Sustainable Water Management under Variable Rainfall Conditions in River Communities of Champhone District, Savannakhet Province, Lao PDR

  •  Outhevy Vongmany    
  •  Kazuo N. Watanabe    
  •  Takeshi Mizunoya    
  •  Makoto Kawase    
  •  Akira Kikuchi    
  •  Helmut Yabar    
  •  Yoshiro Higano    
  •  Nouansisavad Sombounsack    
  •  Oukham Phounpakon    


A large majority of the rural population of Lao PDR remains dependent on agriculture for their livelihood and food security, for which access to and management of irrigated and rain-fed water sources is critical. Crop choices and planting calendars follow a monsoonal (dry season/wet season) weather system and are vulnerable to variations in the supply of rainfall, particularly deficits in the dry season and oversupply in the wet season. Climate change projections show that flood vulnerable areas like Champhone district, Savannakhet province might face worse problems in future, affecting food security and agricultural development.

This study examines how households are being affected by flooding and drought in Xe Champhone district. Flood vulnerability was assessed by calculating the rainfall variation to determine the water balance during rainy season and dry season. This was combined with analysis of social data from household surveys, together with institutional capacity at different levels and coping strategies currently used by farmers. Constraints and opportunities are identified to strengthen adaptive capacity and resilience to climate change in the Xe Champhone River basin of Savannakhet province. Hydrology data show that the water balance was unstable during both the rainy and dry seasons. The minimum runoff is very low in dry season (Q = 2.4 m³/sec), while the maximum runoff is high in rainy season (Q = 274 m³/sec). Harvesting rainwater in the wet season for use in dry season could reduce the vulnerability of farmers. This study aims to support small-scale community water management initiatives in Lao PDR.

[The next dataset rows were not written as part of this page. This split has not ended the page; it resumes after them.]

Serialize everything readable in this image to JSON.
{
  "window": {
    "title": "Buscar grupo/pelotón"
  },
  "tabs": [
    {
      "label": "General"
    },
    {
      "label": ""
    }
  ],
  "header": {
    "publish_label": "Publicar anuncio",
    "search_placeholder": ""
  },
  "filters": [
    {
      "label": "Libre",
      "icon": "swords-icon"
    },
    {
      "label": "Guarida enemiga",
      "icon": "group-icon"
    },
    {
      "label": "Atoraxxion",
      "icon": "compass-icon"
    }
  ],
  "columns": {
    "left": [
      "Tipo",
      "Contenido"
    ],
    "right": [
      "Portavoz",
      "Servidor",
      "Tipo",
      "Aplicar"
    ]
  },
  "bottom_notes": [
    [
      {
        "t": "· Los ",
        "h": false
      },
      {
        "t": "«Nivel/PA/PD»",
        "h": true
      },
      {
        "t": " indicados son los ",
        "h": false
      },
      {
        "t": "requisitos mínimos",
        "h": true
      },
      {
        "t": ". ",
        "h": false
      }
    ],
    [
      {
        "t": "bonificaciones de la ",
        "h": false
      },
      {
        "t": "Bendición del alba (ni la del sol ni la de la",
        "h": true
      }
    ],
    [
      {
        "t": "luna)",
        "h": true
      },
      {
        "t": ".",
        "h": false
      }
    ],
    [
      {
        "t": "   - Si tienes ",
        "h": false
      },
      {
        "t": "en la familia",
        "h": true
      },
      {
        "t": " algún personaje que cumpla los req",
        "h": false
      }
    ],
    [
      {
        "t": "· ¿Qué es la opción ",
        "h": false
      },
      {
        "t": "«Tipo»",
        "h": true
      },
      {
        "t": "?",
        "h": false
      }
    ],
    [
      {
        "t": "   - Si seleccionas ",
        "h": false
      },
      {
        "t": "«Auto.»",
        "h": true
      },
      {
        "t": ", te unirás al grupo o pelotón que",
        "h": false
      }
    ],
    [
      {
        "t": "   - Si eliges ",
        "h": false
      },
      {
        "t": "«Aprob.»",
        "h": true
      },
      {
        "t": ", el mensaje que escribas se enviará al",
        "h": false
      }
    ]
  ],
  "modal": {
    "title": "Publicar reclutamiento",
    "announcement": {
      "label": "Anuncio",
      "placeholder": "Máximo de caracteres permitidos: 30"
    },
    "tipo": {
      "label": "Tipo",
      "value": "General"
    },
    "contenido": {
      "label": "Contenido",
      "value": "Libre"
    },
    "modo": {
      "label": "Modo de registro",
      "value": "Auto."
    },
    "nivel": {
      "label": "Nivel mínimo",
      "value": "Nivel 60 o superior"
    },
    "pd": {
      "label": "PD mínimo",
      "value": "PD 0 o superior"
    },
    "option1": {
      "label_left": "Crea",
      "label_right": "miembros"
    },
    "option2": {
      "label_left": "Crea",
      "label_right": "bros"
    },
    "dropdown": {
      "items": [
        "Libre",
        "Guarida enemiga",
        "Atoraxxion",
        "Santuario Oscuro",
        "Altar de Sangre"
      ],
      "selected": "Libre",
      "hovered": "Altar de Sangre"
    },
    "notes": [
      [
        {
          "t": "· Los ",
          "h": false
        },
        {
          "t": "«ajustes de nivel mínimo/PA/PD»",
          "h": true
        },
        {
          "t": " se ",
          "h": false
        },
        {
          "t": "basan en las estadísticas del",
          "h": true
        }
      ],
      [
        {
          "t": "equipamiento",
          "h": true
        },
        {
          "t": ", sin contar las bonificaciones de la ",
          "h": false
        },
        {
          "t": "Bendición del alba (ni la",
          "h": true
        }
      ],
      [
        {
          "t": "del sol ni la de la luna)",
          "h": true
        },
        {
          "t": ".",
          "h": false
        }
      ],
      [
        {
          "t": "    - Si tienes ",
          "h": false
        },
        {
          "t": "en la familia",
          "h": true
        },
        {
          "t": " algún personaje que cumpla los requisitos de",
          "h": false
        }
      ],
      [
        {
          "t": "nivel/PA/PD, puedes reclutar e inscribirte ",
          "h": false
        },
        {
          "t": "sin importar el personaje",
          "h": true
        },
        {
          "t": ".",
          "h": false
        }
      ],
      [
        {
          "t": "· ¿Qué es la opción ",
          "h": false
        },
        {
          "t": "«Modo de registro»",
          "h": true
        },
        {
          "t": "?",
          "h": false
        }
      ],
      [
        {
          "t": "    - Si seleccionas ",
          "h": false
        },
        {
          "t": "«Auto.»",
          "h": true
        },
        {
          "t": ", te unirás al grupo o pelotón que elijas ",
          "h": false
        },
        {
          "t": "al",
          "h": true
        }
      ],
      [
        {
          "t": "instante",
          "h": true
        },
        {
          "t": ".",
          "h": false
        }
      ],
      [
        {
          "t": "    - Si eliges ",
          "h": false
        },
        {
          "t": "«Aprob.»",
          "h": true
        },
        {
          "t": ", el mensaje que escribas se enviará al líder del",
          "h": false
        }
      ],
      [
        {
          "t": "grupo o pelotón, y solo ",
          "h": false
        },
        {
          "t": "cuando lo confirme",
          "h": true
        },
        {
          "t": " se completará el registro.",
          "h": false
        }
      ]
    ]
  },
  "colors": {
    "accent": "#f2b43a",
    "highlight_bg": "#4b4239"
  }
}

This work is licensed under a Creative Commons Attribution 4.0 License.